Start of Block

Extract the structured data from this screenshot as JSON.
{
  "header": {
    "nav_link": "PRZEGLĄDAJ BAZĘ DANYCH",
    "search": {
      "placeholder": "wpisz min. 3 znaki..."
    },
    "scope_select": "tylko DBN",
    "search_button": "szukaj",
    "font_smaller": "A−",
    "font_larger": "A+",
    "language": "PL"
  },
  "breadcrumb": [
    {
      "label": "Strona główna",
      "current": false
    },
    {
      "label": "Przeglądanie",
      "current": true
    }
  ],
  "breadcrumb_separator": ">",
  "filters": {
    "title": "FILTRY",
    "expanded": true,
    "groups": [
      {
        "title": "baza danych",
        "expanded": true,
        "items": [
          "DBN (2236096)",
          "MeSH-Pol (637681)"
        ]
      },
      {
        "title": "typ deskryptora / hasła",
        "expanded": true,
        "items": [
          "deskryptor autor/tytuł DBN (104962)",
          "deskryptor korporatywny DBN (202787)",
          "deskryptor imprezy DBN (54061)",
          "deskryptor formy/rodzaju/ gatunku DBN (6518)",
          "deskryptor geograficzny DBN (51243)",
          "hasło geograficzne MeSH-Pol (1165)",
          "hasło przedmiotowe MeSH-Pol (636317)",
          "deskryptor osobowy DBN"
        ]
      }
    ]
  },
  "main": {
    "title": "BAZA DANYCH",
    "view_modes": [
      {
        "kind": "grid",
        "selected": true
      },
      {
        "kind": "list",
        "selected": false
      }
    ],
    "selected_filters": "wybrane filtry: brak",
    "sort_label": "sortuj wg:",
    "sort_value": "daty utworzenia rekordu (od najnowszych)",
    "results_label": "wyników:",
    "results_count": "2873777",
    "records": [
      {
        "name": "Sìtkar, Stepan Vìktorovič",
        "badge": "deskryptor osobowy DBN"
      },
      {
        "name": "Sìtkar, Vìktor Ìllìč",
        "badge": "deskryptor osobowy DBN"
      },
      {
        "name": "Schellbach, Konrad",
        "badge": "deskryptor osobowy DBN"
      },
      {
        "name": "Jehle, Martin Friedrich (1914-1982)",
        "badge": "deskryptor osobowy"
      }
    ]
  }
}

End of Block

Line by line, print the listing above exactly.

Task response:
Extract the structured data from this screenshot as JSON.
{
  "header": {
    "nav_link": "PRZEGLĄDAJ BAZĘ DANYCH",
    "search": {
      "placeholder": "wpisz min. 3 znaki..."
    },
    "scope_select": "tylko DBN",
    "search_button": "szukaj",
    "font_smaller": "A−",
    "font_larger": "A+",
    "language": "PL"
  },
  "breadcrumb": [
    {
      "label": "Strona główna",
      "current": false
    },
    {
      "label": "Przeglądanie",
      "current": true
    }
  ],
  "breadcrumb_separator": ">",
  "filters": {
    "title": "FILTRY",
    "expanded": true,
    "groups": [
      {
        "title": "baza danych",
        "expanded": true,
        "items": [
          "DBN (2236096)",
          "MeSH-Pol (637681)"
        ]
      },
      {
        "title": "typ deskryptora / hasła",
        "expanded": true,
        "items": [
          "deskryptor autor/tytuł DBN (104962)",
          "deskryptor korporatywny DBN (202787)",
          "deskryptor imprezy DBN (54061)",
          "deskryptor formy/rodzaju/ gatunku DBN (6518)",
          "deskryptor geograficzny DBN (51243)",
          "hasło geograficzne MeSH-Pol (1165)",
          "hasło przedmiotowe MeSH-Pol (636317)",
          "deskryptor osobowy DBN"
        ]
      }
    ]
  },
  "main": {
    "title": "BAZA DANYCH",
    "view_modes": [
      {
        "kind": "grid",
        "selected": true
      },
      {
        "kind": "list",
        "selected": false
      }
    ],
    "selected_filters": "wybrane filtry: brak",
    "sort_label": "sortuj wg:",
    "sort_value": "daty utworzenia rekordu (od najnowszych)",
    "results_label": "wyników:",
    "results_count": "2873777",
    "records": [
      {
        "name": "Sìtkar, Stepan Vìktorovič",
        "badge": "deskryptor osobowy DBN"
      },
      {
        "name": "Sìtkar, Vìktor Ìllìč",
        "badge": "deskryptor osobowy DBN"
      },
      {
        "name": "Schellbach, Konrad",
        "badge": "deskryptor osobowy DBN"
      },
      {
        "name": "Jehle, Martin Friedrich (1914-1982)",
        "badge": "deskryptor osobowy"
      }
    ]
  }
}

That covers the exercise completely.